[Start of Attachment]
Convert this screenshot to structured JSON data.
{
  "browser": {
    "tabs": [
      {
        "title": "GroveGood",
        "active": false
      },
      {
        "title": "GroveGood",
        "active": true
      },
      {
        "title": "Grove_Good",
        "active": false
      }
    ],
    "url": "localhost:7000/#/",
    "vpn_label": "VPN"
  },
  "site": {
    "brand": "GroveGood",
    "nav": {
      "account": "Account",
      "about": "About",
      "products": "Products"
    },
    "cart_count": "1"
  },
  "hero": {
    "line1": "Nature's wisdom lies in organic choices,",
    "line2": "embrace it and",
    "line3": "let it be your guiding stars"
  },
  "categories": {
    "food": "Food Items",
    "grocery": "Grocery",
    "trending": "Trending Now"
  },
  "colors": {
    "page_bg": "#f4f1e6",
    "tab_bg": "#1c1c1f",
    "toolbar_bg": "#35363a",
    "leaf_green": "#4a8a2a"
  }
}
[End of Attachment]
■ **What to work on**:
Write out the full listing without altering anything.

■ **Response area**:
Convert this screenshot to structured JSON data.
{
  "browser": {
    "tabs": [
      {
        "title": "GroveGood",
        "active": false
      },
      {
        "title": "GroveGood",
        "active": true
      },
      {
        "title": "Grove_Good",
        "active": false
      }
    ],
    "url": "localhost:7000/#/",
    "vpn_label": "VPN"
  },
  "site": {
    "brand": "GroveGood",
    "nav": {
      "account": "Account",
      "about": "About",
      "products": "Products"
    },
    "cart_count": "1"
  },
  "hero": {
    "line1": "Nature's wisdom lies in organic choices,",
    "line2": "embrace it and",
    "line3": "let it be your guiding stars"
  },
  "categories": {
    "food": "Food Items",
    "grocery": "Grocery",
    "trending": "Trending Now"
  },
  "colors": {
    "page_bg": "#f4f1e6",
    "tab_bg": "#1c1c1f",
    "toolbar_bg": "#35363a",
    "leaf_green": "#4a8a2a"
  }
}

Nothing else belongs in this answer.